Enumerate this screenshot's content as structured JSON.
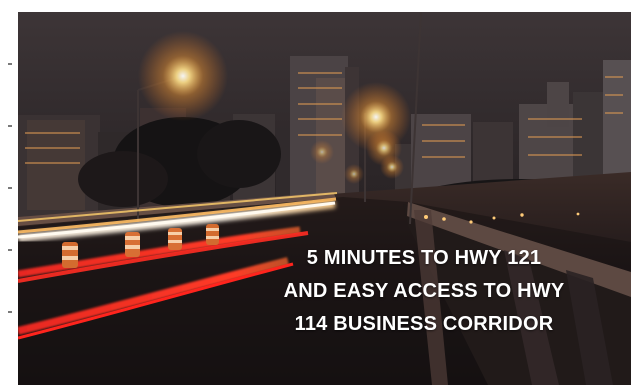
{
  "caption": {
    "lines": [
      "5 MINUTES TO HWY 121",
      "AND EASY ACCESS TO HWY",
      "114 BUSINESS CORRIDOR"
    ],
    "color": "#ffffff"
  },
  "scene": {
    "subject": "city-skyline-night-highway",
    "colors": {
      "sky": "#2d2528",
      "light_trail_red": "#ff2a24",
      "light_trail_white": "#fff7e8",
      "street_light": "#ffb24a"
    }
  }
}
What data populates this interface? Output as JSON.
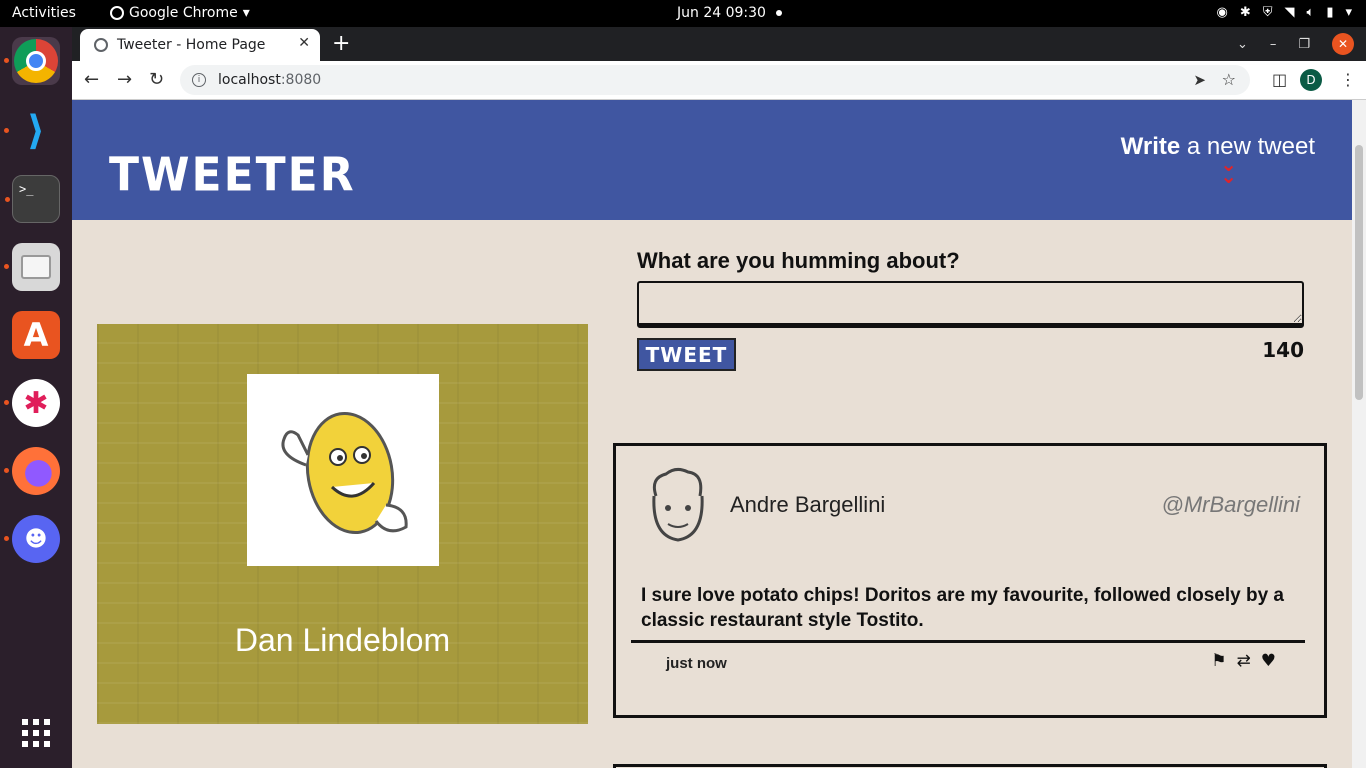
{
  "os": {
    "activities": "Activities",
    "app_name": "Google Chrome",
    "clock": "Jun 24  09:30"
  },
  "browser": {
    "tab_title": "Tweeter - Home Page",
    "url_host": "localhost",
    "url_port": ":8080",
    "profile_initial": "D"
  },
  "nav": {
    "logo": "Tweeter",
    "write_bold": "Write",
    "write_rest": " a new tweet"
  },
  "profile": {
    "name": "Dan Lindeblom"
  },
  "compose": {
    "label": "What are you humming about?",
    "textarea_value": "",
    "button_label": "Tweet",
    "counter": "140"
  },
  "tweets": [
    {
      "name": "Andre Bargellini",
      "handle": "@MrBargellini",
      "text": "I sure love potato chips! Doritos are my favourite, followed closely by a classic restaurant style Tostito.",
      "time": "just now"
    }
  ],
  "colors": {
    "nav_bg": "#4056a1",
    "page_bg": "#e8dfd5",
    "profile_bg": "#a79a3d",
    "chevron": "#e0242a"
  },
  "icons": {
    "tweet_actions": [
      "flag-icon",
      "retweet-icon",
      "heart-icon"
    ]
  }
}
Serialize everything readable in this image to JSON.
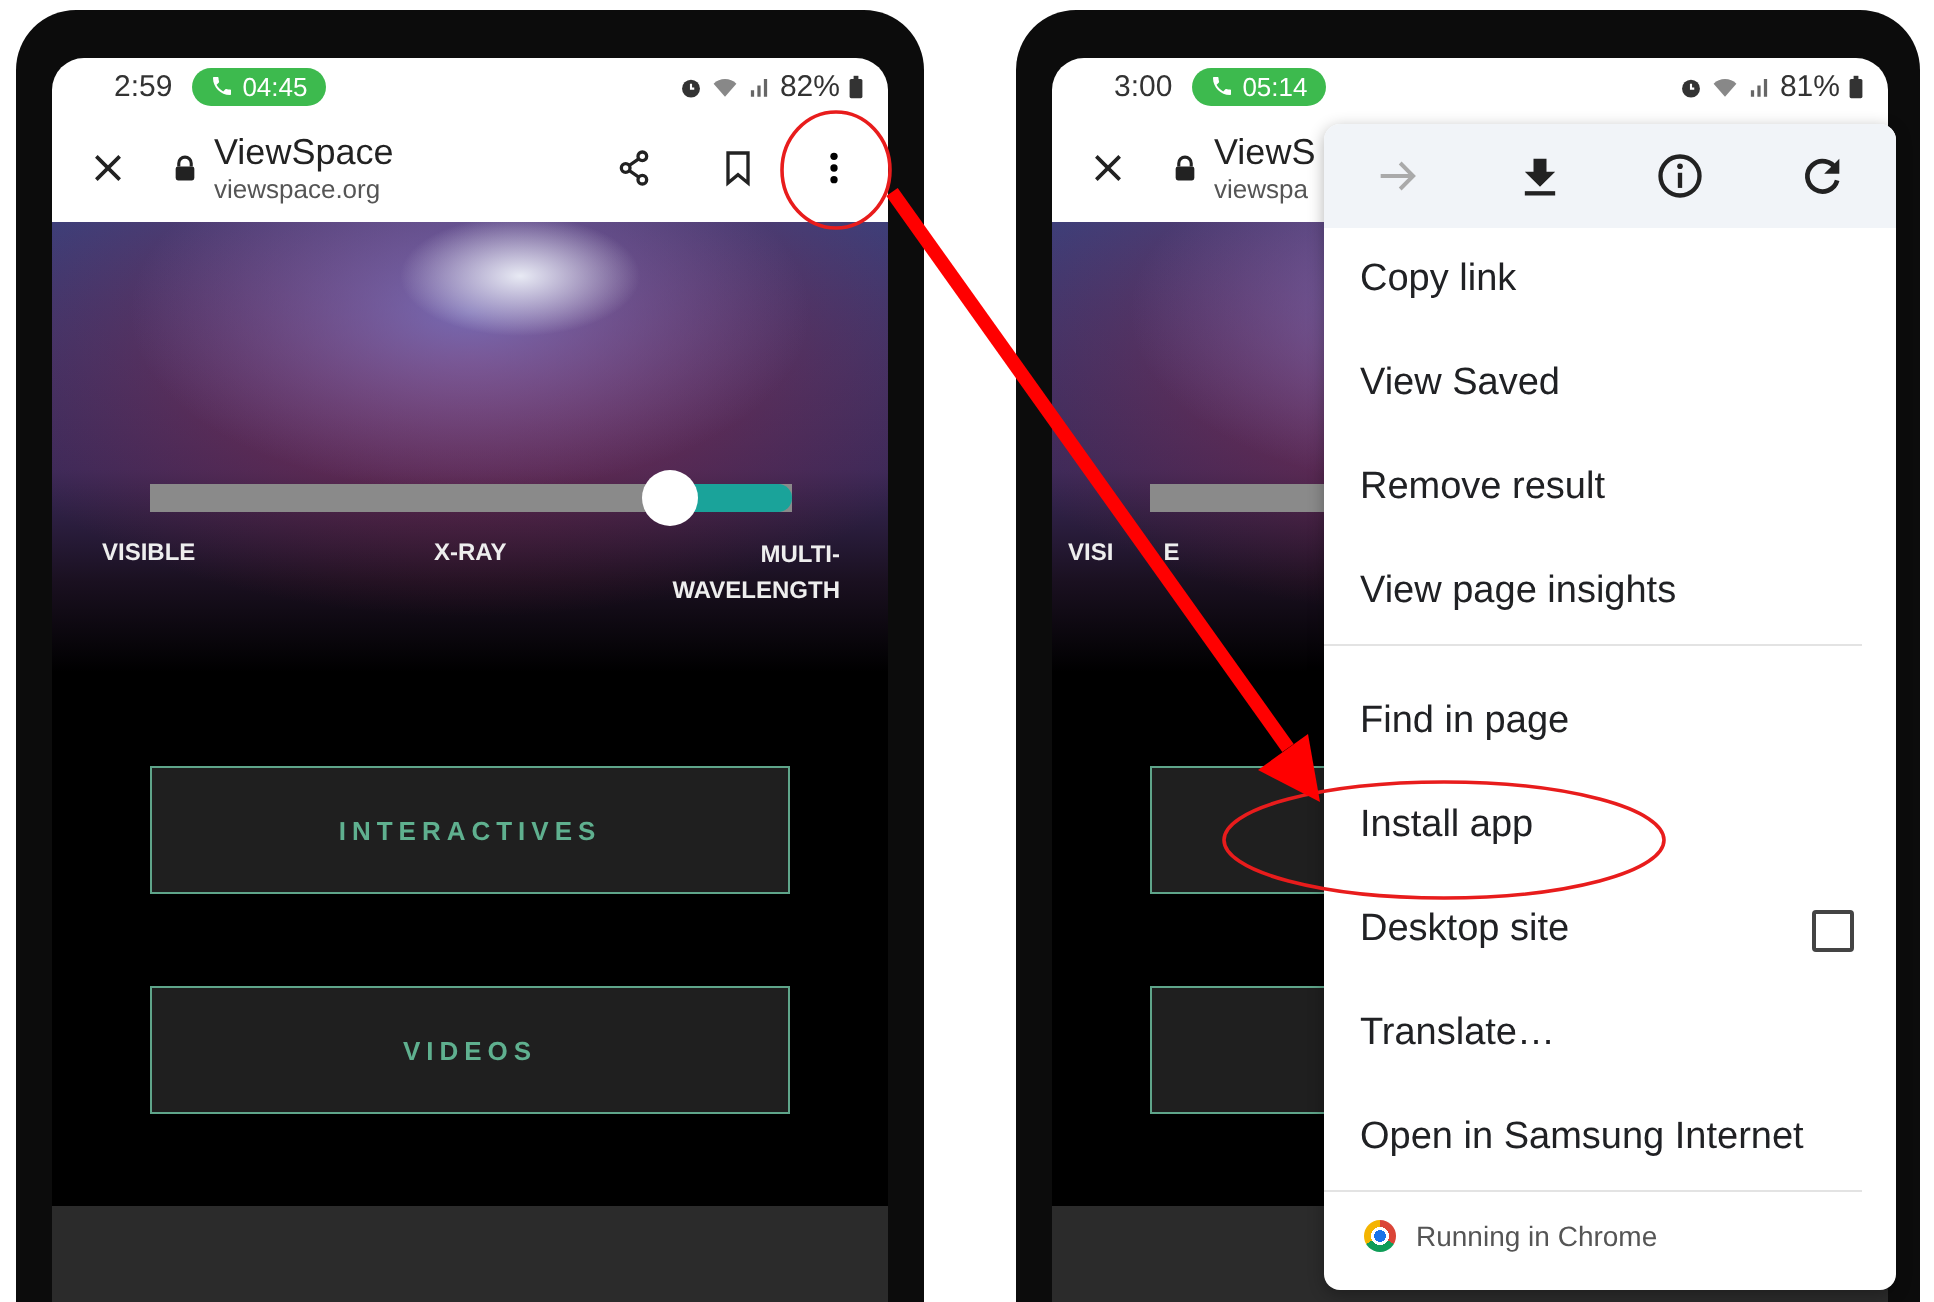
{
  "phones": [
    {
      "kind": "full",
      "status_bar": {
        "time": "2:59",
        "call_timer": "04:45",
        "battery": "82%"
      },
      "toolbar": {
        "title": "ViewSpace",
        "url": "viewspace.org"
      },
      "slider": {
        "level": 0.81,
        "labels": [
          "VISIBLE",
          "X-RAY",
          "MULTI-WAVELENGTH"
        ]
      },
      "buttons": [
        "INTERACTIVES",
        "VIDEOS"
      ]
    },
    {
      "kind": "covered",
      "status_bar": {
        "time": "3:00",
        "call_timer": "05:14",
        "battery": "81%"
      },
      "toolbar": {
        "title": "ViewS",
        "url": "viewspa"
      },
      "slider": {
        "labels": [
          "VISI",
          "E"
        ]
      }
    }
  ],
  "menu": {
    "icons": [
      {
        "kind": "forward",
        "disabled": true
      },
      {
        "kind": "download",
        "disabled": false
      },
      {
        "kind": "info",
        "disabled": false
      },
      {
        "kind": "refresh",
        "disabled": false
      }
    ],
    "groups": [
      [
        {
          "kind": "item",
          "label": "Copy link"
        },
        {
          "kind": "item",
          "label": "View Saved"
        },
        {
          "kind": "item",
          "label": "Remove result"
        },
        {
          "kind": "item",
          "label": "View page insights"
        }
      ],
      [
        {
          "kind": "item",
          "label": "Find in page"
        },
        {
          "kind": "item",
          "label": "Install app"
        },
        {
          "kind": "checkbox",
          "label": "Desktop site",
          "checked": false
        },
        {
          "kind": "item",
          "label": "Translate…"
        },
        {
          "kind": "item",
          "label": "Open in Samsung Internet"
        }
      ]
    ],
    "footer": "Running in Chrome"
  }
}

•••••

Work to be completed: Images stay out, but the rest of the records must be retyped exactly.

Written response:
Enumerate this screenshot's content as structured JSON.
{
  "caption": {
    "lines": [
      "5 MINUTES TO HWY 121",
      "AND EASY ACCESS TO HWY",
      "114 BUSINESS CORRIDOR"
    ],
    "color": "#ffffff"
  },
  "scene": {
    "subject": "city-skyline-night-highway",
    "colors": {
      "sky": "#2d2528",
      "light_trail_red": "#ff2a24",
      "light_trail_white": "#fff7e8",
      "street_light": "#ffb24a"
    }
  }
}
What data populates this interface? Output as JSON.
{
  "os": {
    "activities": "Activities",
    "app_name": "Google Chrome",
    "clock": "Jun 24  09:30"
  },
  "browser": {
    "tab_title": "Tweeter - Home Page",
    "url_host": "localhost",
    "url_port": ":8080",
    "profile_initial": "D"
  },
  "nav": {
    "logo": "Tweeter",
    "write_bold": "Write",
    "write_rest": " a new tweet"
  },
  "profile": {
    "name": "Dan Lindeblom"
  },
  "compose": {
    "label": "What are you humming about?",
    "textarea_value": "",
    "button_label": "Tweet",
    "counter": "140"
  },
  "tweets": [
    {
      "name": "Andre Bargellini",
      "handle": "@MrBargellini",
      "text": "I sure love potato chips! Doritos are my favourite, followed closely by a classic restaurant style Tostito.",
      "time": "just now"
    }
  ],
  "colors": {
    "nav_bg": "#4056a1",
    "page_bg": "#e8dfd5",
    "profile_bg": "#a79a3d",
    "chevron": "#e0242a"
  },
  "icons": {
    "tweet_actions": [
      "flag-icon",
      "retweet-icon",
      "heart-icon"
    ]
  }
}
Serialize everything readable in this image to JSON.
{
  "phones": [
    {
      "kind": "full",
      "status_bar": {
        "time": "2:59",
        "call_timer": "04:45",
        "battery": "82%"
      },
      "toolbar": {
        "title": "ViewSpace",
        "url": "viewspace.org"
      },
      "slider": {
        "level": 0.81,
        "labels": [
          "VISIBLE",
          "X-RAY",
          "MULTI-WAVELENGTH"
        ]
      },
      "buttons": [
        "INTERACTIVES",
        "VIDEOS"
      ]
    },
    {
      "kind": "covered",
      "status_bar": {
        "time": "3:00",
        "call_timer": "05:14",
        "battery": "81%"
      },
      "toolbar": {
        "title": "ViewS",
        "url": "viewspa"
      },
      "slider": {
        "labels": [
          "VISI",
          "E"
        ]
      }
    }
  ],
  "menu": {
    "icons": [
      {
        "kind": "forward",
        "disabled": true
      },
      {
        "kind": "download",
        "disabled": false
      },
      {
        "kind": "info",
        "disabled": false
      },
      {
        "kind": "refresh",
        "disabled": false
      }
    ],
    "groups": [
      [
        {
          "kind": "item",
          "label": "Copy link"
        },
        {
          "kind": "item",
          "label": "View Saved"
        },
        {
          "kind": "item",
          "label": "Remove result"
        },
        {
          "kind": "item",
          "label": "View page insights"
        }
      ],
      [
        {
          "kind": "item",
          "label": "Find in page"
        },
        {
          "kind": "item",
          "label": "Install app"
        },
        {
          "kind": "checkbox",
          "label": "Desktop site",
          "checked": false
        },
        {
          "kind": "item",
          "label": "Translate…"
        },
        {
          "kind": "item",
          "label": "Open in Samsung Internet"
        }
      ]
    ],
    "footer": "Running in Chrome"
  }
}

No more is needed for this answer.